The Faithless Friend
A Slave Becomes a King
Cruel Deed of Tullia
Fate of the Town of Gabii
Books of the Sibyl
Industry of Lucretia
Death of Lucretia
Sons of Brutus
Horatius Cocles
Mucius Burns Right Hand
The Divine Twins
The Tribunes
Coriolanus and His Mother
The Roman Army in a Trap
The Hated Decemvirs
The Death of Verginia
The Friend of the People
Camillus Captures Veii
The Statue of the Goddess
Schoolmaster Traitor
Battle of Allia
The Sacred Geese
The City Is Rebuilt
Volscians on Fire
Battle on the Anio
The Curtian Lake
Dream of the Two Consuls
The Caudine Forks
Caudine Forks Avenged
Fabius among the Hills
Battle of Sentinum
Son of Fabius Loses Battle
Pyrrhus King of the Epirots
Elephants at Heraclea
Pyrrthus and Fabricius
Pyrrhus is Defeated
Romans Build a Fleet
Battle of Ecnomus
Roman Legions in Africa
Regulus Taken Prisoner
Romans Conquer the Gauls
The Boy Hannibal
Hannibal Invades Italy
Hannibal Crosses the Alps
Battle of Trebia

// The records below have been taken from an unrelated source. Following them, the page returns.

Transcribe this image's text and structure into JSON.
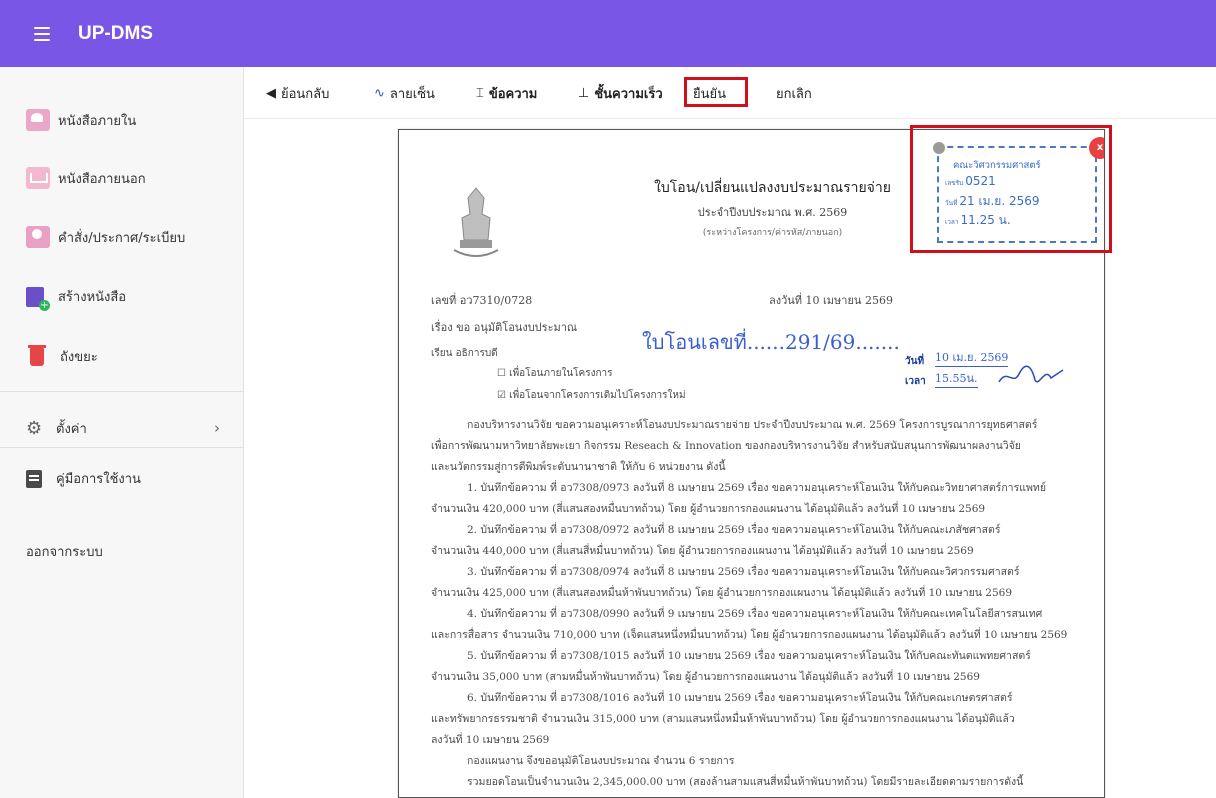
{
  "app": {
    "title": "UP-DMS"
  },
  "sidebar": {
    "items": [
      {
        "label": "หนังสือภายใน",
        "icon": "inbox-icon"
      },
      {
        "label": "หนังสือภายนอก",
        "icon": "outbox-icon"
      },
      {
        "label": "คำสั่ง/ประกาศ/ระเบียบ",
        "icon": "order-icon"
      },
      {
        "label": "สร้างหนังสือ",
        "icon": "create-document-icon"
      },
      {
        "label": "ถังขยะ",
        "icon": "trash-icon"
      },
      {
        "label": "ตั้งค่า",
        "icon": "gear-icon"
      },
      {
        "label": "คู่มือการใช้งาน",
        "icon": "manual-icon"
      }
    ],
    "logout_label": "ออกจากระบบ"
  },
  "toolbar": {
    "back_label": "ย้อนกลับ",
    "signature_label": "ลายเซ็น",
    "text_label": "ข้อความ",
    "urgency_label": "ชั้นความเร็ว",
    "confirm_label": "ยืนยัน",
    "cancel_label": "ยกเลิก"
  },
  "stamp": {
    "org": "คณะวิศวกรรมศาสตร์",
    "recv_label": "เลขรับ",
    "recv_no": "0521",
    "date_label": "วันที่",
    "date": "21 เม.ย. 2569",
    "time_label": "เวลา",
    "time": "11.25 น.",
    "close_label": "x"
  },
  "document": {
    "title": "ใบโอน/เปลี่ยนแปลงงบประมาณรายจ่าย",
    "fiscal_year": "ประจำปีงบประมาณ พ.ศ. 2569",
    "subtitle": "(ระหว่างโครงการ/ค่ารหัส/ภายนอก)",
    "doc_no": "เลขที่ อว7310/0728",
    "doc_date": "ลงวันที่ 10 เมษายน 2569",
    "subject": "เรื่อง ขอ อนุมัติโอนงบประมาณ",
    "to": "เรียน อธิการบดี",
    "check1": "เพื่อโอนภายในโครงการ",
    "check2": "เพื่อโอนจากโครงการเดิมไปโครงการใหม่",
    "handwritten_transfer": "ใบโอนเลขที่......291/69.......",
    "hand_date_label": "วันที่",
    "hand_date": "10 เม.ย. 2569",
    "hand_time_label": "เวลา",
    "hand_time": "15.55น.",
    "body": [
      "กองบริหารงานวิจัย ขอความอนุเคราะห์โอนงบประมาณรายจ่าย ประจำปีงบประมาณ พ.ศ. 2569 โครงการบูรณาการยุทธศาสตร์",
      "เพื่อการพัฒนามหาวิทยาลัยพะเยา กิจกรรม Reseach & Innovation ของกองบริหารงานวิจัย สำหรับสนับสนุนการพัฒนาผลงานวิจัย",
      "และนวัตกรรมสู่การตีพิมพ์ระดับนานาชาติ ให้กับ 6 หน่วยงาน ดังนี้",
      "1. บันทึกข้อความ ที่ อว7308/0973 ลงวันที่ 8 เมษายน 2569 เรื่อง ขอความอนุเคราะห์โอนเงิน ให้กับคณะวิทยาศาสตร์การแพทย์",
      "จำนวนเงิน 420,000 บาท (สี่แสนสองหมื่นบาทถ้วน) โดย ผู้อำนวยการกองแผนงาน ได้อนุมัติแล้ว ลงวันที่ 10 เมษายน 2569",
      "2. บันทึกข้อความ ที่ อว7308/0972 ลงวันที่ 8 เมษายน 2569 เรื่อง ขอความอนุเคราะห์โอนเงิน ให้กับคณะเภสัชศาสตร์",
      "จำนวนเงิน 440,000 บาท (สี่แสนสี่หมื่นบาทถ้วน) โดย ผู้อำนวยการกองแผนงาน ได้อนุมัติแล้ว ลงวันที่ 10 เมษายน 2569",
      "3. บันทึกข้อความ ที่ อว7308/0974 ลงวันที่ 8 เมษายน 2569 เรื่อง ขอความอนุเคราะห์โอนเงิน ให้กับคณะวิศวกรรมศาสตร์",
      "จำนวนเงิน 425,000 บาท (สี่แสนสองหมื่นห้าพันบาทถ้วน) โดย ผู้อำนวยการกองแผนงาน ได้อนุมัติแล้ว ลงวันที่ 10 เมษายน 2569",
      "4. บันทึกข้อความ ที่ อว7308/0990 ลงวันที่ 9 เมษายน 2569 เรื่อง ขอความอนุเคราะห์โอนเงิน ให้กับคณะเทคโนโลยีสารสนเทศ",
      "และการสื่อสาร จำนวนเงิน 710,000 บาท (เจ็ดแสนหนึ่งหมื่นบาทถ้วน) โดย ผู้อำนวยการกองแผนงาน ได้อนุมัติแล้ว ลงวันที่ 10 เมษายน 2569",
      "5. บันทึกข้อความ ที่ อว7308/1015 ลงวันที่ 10 เมษายน 2569 เรื่อง ขอความอนุเคราะห์โอนเงิน ให้กับคณะทันตแพทยศาสตร์",
      "จำนวนเงิน 35,000 บาท (สามหมื่นห้าพันบาทถ้วน) โดย ผู้อำนวยการกองแผนงาน ได้อนุมัติแล้ว ลงวันที่ 10 เมษายน 2569",
      "6. บันทึกข้อความ ที่ อว7308/1016 ลงวันที่ 10 เมษายน 2569 เรื่อง ขอความอนุเคราะห์โอนเงิน ให้กับคณะเกษตรศาสตร์",
      "และทรัพยากรธรรมชาติ จำนวนเงิน 315,000 บาท (สามแสนหนึ่งหมื่นห้าพันบาทถ้วน) โดย ผู้อำนวยการกองแผนงาน ได้อนุมัติแล้ว",
      "ลงวันที่ 10 เมษายน 2569",
      "กองแผนงาน จึงขออนุมัติโอนงบประมาณ จำนวน 6 รายการ",
      "รวมยอดโอนเป็นจำนวนเงิน 2,345,000.00 บาท (สองล้านสามแสนสี่หมื่นห้าพันบาทถ้วน) โดยมีรายละเอียดตามรายการดังนี้"
    ]
  }
}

Battle of Lake Trasimenus
Hannibal Outwits Fabius
Fabius Wins Two Victories
Battle of Cannae
Despair of Rome
Defeat of Hasdrubal
Claudius Enjoy a Triumph
Capture of New Carthage
Scipio Sails to Africa
Romans Set Fire to Camp
Hannibal Leaves Italy
The Battle of Zama
Scipio Receives a Triumph
Flamininus in Garlands
Death of Hannibal
Hatred of Cato for Carthage
The Stern Decree
Carthaginians Defend City
Destruction of Carthage
Cornelia, Mother of Gracchi
Tiberius and Octavius
Death of Tiberius Gracchus
Death of Gaius Gracchus
The Gold of Jugurtha
Marius Wins Notice of Scipio
Marius Becomes Commander
Capture of Treasure Towns
Capture of Jugurtha
Jugurtha Brought to Rome
Marius Conquers Teutones
Marius Mocks the Ambassadors
Metellus Driven from Rome
Sulla Enters Rome
The Flight of Marius
Gaul Dares Not Kill Marius
Marius Returns to Rome
The Orator Aristion
Sulla Besieges Athens
Sulla Fights the Samnites
The Proscriptions of Sulla
The Gladiators' Revolt
The Pirates
Pompey Defeats Mithridates
Cicero Discovers Conspiracy
Death of the Conspirators
Caesar Captured by Pirates
Caesar Gives up Triumph
Caesar Praises Tenth Legion
Caesar Wins a Great Victory
Caesar Invades Britain
Caesar Crosses Rubicon
Caesar and the Pilot
The Flight of Pompey
Cato Dies Rather than Yieldr
Caesar is Loaded with Honours
Nobles Plot against Caesar
The Assassination of Caesar
Brutus Speaks to Citizens
Antony Speaks to Citizens
The Second Triumvirate
Battle of Philippi
Death of Brutus
Antony and Cleopatra
Battle of Actium
Antony and Cleopatra Die
Emperor Augustus